Barry Evans is slowly recovering from his surgery and has been seen walking within the “compound” and rumor has it eating as much ice cream as he can…baby steps in the right direction. We wish him continued progress and send our love to the family as well.
Melba and Layton Holt covertly left Pinnacle – maybe not in the dead of night, but unknown to many of us. I emailed her “demanding” an explanation and she explained Layton needed to be somewhere to be able to receive intensive treatment for his pain and although they were “gone” their house is not on the market and she plans to visit us often. Good news for all who adore them!
COLOR CODING SYSTEM
WHITE: LIGHT READ
PINK: MODERATELY CHALLENGING
November 12: The Chaperone, Laura Moriarty
A novel about the woman who chaperoned an irreverent Louise Brooks (a famous silent-film star) to New York City in 1922 and the summer that would change them both.
Home of Beverly Dossett
Discussion Leader: Barbara Creach (Thank you MN!)
December 10: Show up with the Christmas spirit in your heart – the one that causes the weary world to look beyond what confronts us daily and for a little moment forget the things that are small and wretched. I’m in charge.
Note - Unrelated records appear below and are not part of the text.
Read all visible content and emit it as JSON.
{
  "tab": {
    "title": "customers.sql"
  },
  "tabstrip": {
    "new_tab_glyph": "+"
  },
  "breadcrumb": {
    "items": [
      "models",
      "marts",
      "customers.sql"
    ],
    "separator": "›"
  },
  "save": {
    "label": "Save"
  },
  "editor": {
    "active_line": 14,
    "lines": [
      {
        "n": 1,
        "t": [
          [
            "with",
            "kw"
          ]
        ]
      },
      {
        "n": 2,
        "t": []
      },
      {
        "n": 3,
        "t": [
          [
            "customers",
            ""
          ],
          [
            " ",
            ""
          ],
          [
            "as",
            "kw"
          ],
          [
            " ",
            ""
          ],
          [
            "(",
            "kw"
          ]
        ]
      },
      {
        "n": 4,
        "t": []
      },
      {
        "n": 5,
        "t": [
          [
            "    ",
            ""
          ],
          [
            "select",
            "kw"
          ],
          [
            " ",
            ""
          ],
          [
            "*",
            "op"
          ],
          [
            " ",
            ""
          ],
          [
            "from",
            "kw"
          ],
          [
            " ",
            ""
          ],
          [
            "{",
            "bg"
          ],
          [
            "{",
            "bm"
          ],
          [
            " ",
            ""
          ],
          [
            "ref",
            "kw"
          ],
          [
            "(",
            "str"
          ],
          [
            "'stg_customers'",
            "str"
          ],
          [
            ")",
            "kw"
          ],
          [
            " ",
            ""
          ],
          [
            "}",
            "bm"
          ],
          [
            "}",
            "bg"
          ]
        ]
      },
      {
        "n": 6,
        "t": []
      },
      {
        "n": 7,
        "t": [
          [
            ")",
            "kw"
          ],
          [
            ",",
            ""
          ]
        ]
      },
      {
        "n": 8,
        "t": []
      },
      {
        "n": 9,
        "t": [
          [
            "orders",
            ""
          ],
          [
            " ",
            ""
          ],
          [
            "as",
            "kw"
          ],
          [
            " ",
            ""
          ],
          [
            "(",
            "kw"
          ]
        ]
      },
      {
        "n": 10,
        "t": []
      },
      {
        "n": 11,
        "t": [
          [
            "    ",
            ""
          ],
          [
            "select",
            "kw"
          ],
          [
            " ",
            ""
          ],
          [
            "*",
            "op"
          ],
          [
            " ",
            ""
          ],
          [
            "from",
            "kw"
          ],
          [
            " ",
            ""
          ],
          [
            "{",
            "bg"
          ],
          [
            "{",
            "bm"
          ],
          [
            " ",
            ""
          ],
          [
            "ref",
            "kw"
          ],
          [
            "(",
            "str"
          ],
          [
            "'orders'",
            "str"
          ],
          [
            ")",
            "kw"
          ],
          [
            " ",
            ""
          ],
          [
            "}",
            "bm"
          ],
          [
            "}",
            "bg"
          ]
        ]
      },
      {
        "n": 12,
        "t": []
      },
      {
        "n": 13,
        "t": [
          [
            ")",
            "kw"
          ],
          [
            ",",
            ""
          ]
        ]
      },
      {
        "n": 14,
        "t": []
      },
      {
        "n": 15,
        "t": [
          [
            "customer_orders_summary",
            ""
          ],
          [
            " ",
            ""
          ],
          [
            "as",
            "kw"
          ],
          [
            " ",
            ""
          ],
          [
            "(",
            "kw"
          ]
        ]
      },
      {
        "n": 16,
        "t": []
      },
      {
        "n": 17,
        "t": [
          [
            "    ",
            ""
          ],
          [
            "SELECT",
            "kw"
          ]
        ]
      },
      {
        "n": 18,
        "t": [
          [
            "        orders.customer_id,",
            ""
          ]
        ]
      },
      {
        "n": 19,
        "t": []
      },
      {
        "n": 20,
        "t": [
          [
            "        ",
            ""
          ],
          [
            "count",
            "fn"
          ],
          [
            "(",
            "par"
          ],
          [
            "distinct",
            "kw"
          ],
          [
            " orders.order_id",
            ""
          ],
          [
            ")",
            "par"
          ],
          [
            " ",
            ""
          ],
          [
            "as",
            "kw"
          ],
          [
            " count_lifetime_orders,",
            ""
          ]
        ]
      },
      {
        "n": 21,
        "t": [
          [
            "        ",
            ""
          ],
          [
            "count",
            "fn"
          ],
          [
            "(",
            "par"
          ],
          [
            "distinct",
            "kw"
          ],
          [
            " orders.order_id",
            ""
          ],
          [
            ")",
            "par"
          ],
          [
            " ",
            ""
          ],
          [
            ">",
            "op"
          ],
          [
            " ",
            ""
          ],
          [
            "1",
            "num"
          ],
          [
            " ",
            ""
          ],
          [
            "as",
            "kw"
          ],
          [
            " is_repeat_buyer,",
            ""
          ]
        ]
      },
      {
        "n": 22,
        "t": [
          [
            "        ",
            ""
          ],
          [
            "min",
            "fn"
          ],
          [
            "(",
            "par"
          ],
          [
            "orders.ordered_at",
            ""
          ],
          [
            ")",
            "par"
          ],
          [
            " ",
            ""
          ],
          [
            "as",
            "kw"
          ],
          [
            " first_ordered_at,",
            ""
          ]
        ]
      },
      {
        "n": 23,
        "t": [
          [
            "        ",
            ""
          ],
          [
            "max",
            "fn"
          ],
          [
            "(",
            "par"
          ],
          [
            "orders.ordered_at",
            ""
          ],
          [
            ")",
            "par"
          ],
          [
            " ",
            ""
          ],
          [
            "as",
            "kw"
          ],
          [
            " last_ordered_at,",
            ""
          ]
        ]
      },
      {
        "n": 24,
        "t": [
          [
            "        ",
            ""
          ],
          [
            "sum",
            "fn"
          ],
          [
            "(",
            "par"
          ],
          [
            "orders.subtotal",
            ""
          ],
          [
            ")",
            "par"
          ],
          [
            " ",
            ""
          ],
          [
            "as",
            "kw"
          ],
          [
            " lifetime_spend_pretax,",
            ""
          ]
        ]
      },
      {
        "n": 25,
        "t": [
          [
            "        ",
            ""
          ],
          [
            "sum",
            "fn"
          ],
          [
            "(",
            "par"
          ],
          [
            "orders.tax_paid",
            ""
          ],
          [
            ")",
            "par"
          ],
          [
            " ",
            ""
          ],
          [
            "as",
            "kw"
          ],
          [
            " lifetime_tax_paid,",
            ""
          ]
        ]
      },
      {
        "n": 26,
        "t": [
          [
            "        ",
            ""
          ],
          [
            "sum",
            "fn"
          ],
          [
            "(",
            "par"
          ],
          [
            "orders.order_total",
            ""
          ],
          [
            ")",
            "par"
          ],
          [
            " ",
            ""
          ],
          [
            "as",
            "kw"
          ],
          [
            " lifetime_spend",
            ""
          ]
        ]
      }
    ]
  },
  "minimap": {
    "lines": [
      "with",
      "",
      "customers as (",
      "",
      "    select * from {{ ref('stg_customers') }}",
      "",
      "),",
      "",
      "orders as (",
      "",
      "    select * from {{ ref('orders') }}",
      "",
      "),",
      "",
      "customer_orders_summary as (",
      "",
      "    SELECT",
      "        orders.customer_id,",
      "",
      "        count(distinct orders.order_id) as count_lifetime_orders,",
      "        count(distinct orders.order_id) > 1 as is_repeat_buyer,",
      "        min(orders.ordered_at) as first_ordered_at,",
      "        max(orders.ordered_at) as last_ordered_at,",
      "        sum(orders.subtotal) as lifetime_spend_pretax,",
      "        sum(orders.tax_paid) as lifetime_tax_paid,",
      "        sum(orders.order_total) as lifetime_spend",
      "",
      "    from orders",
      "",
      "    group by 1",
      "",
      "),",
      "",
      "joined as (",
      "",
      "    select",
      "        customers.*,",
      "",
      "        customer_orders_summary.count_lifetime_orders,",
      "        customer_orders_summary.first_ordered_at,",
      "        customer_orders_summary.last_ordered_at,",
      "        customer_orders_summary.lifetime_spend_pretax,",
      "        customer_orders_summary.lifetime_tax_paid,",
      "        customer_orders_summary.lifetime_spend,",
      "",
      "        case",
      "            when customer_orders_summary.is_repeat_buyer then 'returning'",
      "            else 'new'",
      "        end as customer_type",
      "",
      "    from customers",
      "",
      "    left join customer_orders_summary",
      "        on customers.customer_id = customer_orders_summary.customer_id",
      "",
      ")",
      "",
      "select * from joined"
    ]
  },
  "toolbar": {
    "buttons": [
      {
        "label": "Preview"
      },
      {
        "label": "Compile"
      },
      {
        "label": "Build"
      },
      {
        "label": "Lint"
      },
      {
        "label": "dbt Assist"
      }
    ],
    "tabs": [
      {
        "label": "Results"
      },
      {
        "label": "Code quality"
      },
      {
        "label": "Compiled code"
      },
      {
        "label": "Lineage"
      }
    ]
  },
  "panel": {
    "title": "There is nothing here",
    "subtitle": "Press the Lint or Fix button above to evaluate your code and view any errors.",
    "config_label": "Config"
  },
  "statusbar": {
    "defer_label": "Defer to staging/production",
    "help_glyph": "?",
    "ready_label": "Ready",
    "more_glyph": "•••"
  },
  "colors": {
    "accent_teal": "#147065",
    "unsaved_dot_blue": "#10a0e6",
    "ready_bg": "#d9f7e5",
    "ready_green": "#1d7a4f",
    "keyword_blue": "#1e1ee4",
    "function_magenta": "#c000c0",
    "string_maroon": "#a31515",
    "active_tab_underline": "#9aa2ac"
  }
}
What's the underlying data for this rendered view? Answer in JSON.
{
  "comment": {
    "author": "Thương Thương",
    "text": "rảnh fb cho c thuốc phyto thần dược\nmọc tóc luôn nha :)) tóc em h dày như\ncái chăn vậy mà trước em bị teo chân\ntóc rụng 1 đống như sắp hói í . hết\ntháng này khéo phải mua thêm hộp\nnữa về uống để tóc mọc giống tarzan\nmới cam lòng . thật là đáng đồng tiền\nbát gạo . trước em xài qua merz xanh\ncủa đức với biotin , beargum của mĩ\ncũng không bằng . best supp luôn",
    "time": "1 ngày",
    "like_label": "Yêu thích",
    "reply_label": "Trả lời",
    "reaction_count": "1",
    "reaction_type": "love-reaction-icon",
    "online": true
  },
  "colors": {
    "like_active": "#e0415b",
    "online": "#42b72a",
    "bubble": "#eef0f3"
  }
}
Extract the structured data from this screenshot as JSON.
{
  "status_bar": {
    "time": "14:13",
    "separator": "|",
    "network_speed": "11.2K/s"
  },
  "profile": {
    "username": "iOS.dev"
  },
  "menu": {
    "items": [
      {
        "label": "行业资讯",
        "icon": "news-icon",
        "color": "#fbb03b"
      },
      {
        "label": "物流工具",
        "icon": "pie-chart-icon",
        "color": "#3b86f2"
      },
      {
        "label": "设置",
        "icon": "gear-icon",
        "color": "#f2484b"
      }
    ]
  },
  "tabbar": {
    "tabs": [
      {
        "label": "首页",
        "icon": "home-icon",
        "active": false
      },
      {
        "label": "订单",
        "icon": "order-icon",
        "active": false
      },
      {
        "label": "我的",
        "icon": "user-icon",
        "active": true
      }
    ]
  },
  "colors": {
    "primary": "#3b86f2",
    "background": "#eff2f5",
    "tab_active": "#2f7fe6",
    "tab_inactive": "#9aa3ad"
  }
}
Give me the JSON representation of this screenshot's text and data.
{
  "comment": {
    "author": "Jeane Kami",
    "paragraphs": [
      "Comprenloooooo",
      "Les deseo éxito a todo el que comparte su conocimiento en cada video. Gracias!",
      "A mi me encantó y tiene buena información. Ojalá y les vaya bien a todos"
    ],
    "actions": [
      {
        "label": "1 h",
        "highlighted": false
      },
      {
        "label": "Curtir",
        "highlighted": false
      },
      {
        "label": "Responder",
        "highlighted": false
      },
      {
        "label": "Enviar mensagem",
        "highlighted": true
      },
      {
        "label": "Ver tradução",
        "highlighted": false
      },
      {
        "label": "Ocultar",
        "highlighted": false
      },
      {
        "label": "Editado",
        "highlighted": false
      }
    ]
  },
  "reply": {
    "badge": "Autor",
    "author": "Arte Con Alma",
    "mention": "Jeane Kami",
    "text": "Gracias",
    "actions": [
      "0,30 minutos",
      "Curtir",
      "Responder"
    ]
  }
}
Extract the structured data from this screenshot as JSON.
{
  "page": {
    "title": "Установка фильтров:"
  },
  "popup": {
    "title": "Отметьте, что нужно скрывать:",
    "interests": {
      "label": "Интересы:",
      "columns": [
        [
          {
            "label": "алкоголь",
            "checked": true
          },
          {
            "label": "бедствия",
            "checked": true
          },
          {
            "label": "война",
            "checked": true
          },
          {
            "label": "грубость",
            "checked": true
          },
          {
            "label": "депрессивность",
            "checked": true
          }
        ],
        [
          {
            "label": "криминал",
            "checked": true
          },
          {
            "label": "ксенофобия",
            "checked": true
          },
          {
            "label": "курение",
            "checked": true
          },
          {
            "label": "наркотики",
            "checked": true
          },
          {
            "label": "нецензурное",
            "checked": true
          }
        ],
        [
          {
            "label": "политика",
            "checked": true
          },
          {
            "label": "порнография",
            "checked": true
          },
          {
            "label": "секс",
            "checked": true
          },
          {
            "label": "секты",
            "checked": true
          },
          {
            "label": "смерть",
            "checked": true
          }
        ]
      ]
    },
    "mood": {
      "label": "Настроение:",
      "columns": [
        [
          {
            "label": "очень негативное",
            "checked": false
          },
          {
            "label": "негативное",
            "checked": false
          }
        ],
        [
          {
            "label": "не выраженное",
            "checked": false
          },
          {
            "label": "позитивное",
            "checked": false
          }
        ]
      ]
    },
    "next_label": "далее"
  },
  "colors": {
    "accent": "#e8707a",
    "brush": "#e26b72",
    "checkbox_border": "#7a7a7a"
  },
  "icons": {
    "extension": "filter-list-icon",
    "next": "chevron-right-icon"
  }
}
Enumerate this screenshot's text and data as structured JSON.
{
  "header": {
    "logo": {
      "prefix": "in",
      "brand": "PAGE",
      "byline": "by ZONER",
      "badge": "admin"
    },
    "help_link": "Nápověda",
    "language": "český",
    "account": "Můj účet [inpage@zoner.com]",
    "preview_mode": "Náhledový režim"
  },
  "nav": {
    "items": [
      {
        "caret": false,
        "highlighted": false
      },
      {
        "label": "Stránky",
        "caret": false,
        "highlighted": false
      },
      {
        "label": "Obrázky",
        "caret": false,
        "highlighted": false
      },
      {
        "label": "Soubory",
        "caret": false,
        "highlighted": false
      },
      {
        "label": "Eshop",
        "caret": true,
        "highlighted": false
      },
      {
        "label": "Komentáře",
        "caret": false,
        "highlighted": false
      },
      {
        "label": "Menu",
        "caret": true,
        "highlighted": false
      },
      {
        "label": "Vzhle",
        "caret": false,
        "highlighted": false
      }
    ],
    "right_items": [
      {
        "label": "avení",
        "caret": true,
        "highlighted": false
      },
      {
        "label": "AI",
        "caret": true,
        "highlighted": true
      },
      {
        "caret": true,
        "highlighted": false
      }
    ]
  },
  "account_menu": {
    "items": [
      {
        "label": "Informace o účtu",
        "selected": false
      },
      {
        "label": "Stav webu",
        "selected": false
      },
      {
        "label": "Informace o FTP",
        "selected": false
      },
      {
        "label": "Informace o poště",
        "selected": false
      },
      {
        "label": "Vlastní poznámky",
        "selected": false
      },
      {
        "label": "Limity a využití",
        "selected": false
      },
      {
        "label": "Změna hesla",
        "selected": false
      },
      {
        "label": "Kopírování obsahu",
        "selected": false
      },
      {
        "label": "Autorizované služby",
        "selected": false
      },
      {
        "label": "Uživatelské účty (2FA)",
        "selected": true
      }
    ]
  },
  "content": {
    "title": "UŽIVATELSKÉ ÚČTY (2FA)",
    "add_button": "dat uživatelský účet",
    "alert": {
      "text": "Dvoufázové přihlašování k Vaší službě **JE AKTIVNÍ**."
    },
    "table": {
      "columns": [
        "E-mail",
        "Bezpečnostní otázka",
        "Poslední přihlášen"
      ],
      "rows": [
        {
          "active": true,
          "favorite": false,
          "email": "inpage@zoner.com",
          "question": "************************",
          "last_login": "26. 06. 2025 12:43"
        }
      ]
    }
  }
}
No book to buy just enjoy a dusting of Ho Ho Ho and bring one pair of warm and fuzzy tootsie covers – a sock in a sack – to exchange.
Home of Jane Shaw
Program by JoDee Neathery
Bonnie Magee will again coordinate the food and beverage.
January 14, 2020: The Extraordinary Life of Sam Hell by Robert Dugoni
Sam always saw the world through different eyes, born with red pupils he was called “Devil Boy” by his classmates: “God’s will” is what his mother called his ocular albinism. His unique condition, his mother’s devout faith, coupled with his father’s practical wisdom and his two other misfit friends makes for an entertaining read.
Home of Bonnie Magee
Discussion Leader: TBD
February 11: Sold on a Monday by Kristina McMorris
A scrawled sign peddling young siblings on a farmhouse porch captures the desperation sweeping the country in 1931. A struggling reporter snaps a photograph which changes his life with consequences he never expected.
Home of Daryl Daniels
Discussion Leader: Rokhshie Malone
March 10: The Roots of the Olive Tree by Courtney Miller Santo
A debut novel set in a house in an olive grove in Northern California, a touching story bringing to life five generations of women, including an unforgettable 112 year-old matriarch determined to break all Guinness longevity records – the secrets and lies that divide them and the love that ultimately ties them together.
Home of Patty Evans
Discussion Leader: Katherine McDonald
April 14: Beloved by Toni Morrison
In honor of the late Nobel Prize laureate’s finest achievement which stares unflinchingly into the abyss of slavery transforming history into a story as powerful as Exodus and as intimate as a lullaby…filled with bitter poetry and suspense as taut as a rope.
Home of Jean Alexander
Discussion Leader: TBD
May 12: TBD
Home of TBD
Discussion Leader: TBD
Summer read: TBD
“As a single footstep will not make a path on the earth, so a single thought will not make a pathway in the mind. To make a deep physical path, we walk again and again. To make a deep mental path, we must think over and over the kind of thoughts we wish to dominate our lives.” Henry David Thoreau